Stop thinking about millennials when designing your workplace. Here’s what to think about instead.
By T. Patrick Donnelly
Research shows flexible workplaces that follow a lifespan of your employees are more important.
All too often, executives look at their office design and workplace environment with a narrow focus. Millennials. Millennials. Millennials.
They will be the next generation of workers when boomers retire, right? They will be the ones that will drive your growth, and they think differently than previous cohorts of employees. Indeed, by 2020, they will account for half of the workforce.
But designing your office around their present day needs is short-sighted.
Look beyond the gourmet cafeterias and free massages, the giant slides and foosball tables. While these design ideas can aid in recruiting, retaining, engaging, and empowering your employees, they emphasize younger workers.
Demographers like to uncover, classify, and name groups: Baby Boomers, Generation X, Millennials. It’s what they do. But it’s not what corporate real estate, human resources, and workplace designers do. We deal with living, breathing, changing organisms called organizations—made up of all kinds of individuals, juggling all kinds of life events, needs, and desires.
A generational focus can obscure the fact that employees have lives, and life experiences influence how people engage at work. The “perfect” workplace would understand this and be able to recognize, via sensors and other technology, how employees are interacting with their environment. The workplace will then evolve to meet employee needs in close-to real time.
We’re not there yet.
A life stage approach
But we do know that employees at certain stages of life have typical requirements and expectations of work, and face predictable work and life challenges.

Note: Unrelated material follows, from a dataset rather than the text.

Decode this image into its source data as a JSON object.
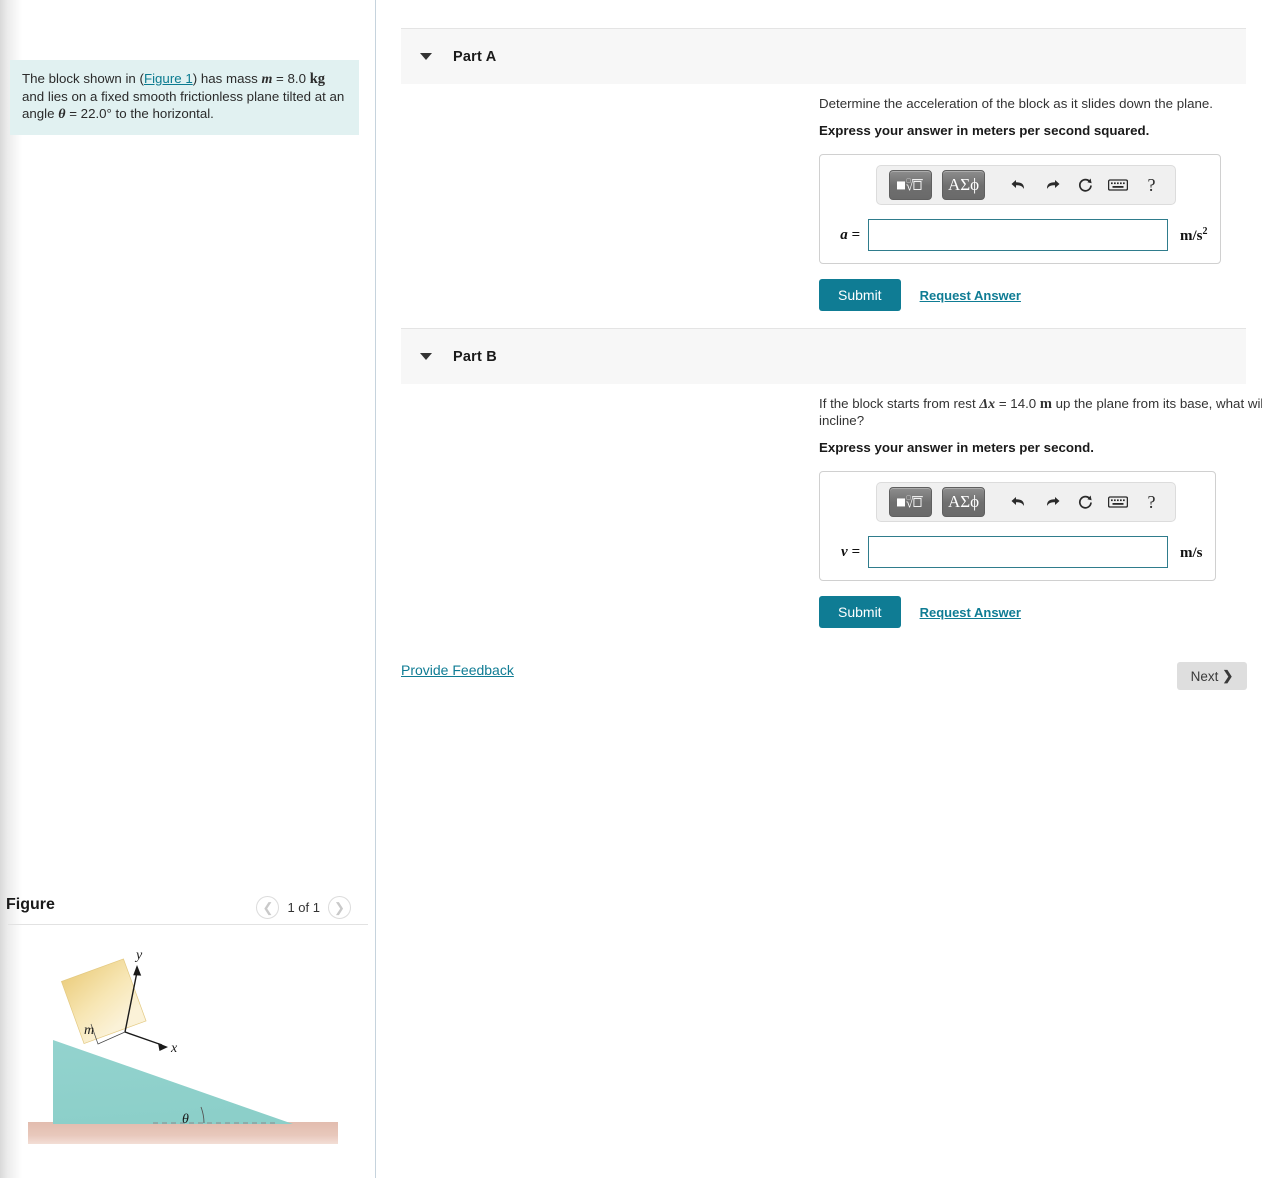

Some of the more obvious are single employees who want ways to socialize at and after work, or new mothers who have specific needs such as mother’s rooms. And, these life stages do not necessarily align with arbitrary generational groupings.
It’s also important to remember that life stages don’t have to be a linear progression. As Merck & Co.’s workplace strategist Adrienne Rowe points out, some parents of grown children may have grandchildren living in the home. They may have the needs of older employees closing in on retirement as well as a young family. The challenge for a truly successful life stage approach to workplace design is dedicating the necessary resources to identify and understand the typical life stages that exist uniquely in each organization.
So what does that mean for workplace design?
If we focus on employees according to their life stages, not their generations, what are the consequences for workplace design? First, flexibility and choice move to the forefront. Environmental versatility is key if you’re trying to create spaces that engage and empower people who are focused on everything from self-definition to balancing commitments (work, family, community) to workplace stability.
Versatility doesn’t just mean providing different types of workstations and meeting spaces with various furniture configurations. It’s a business strategy that must be integrated across human resources, information technology, and operations.
Still, no matter how much we stress the importance of thinking about life stages, millennials will still be a concern for my clients. Yet my firm and the University of Cincinnati conducted research to characterize millennials, and what struck us most was not how different they are from previous generations of young people entering the workforce but how similar they are. They seek fulfillment at work, connection to a greater good, and a sense of community and collaboration, just as their parents did at that stage in life. Millennials may be more passionate and outspoken about these values, but that’s a difference of quantity, not of kind.
As Merck’s Rowe says, “With respect to designing spaces and amenities in the workplace, we observe that most individuals have the same essential priorities. They want places to collaborate, focus and socialize with colleagues. Flexibility and autonomy are universally important. Everyone loves an airy, naturally lit environment. They all want to learn, adapt and perform their best work.”
Best strategies for investing in workplace design
Generational definitions can get in the way of this commonality. Our research backs this up, showing how your smartest investment will be to create strategies and environments that do the following:
- First, meet the full spectrum of employees’ needs across all generations and life stages. That means everyone—from the young singles craving opportunities to socialize and collaborate and the middle-aged workers balancing family and maturing careers, to the elder knowledge-bearers with an eye on retirement.
- Second, honor core human desires, such as having a strong purpose, clear goals and meaningful work. This means acknowledging and promoting specific talents and rewarding performance, not just long hours at a desk.
- Third, make sure your workplace evolves over time, just as workers’ professional and personal lives evolve. Plan for singles who crave socializing, for the new nursing mothers, and for the seniors who value mentorship.
I often caution my clients at BHDP Architecture to worry less about gourmet cafeterias, in-house massages and design-your-own workstations. Because what truly matters most to workers is universal, no matter the generation.
Originally published in Out of Office.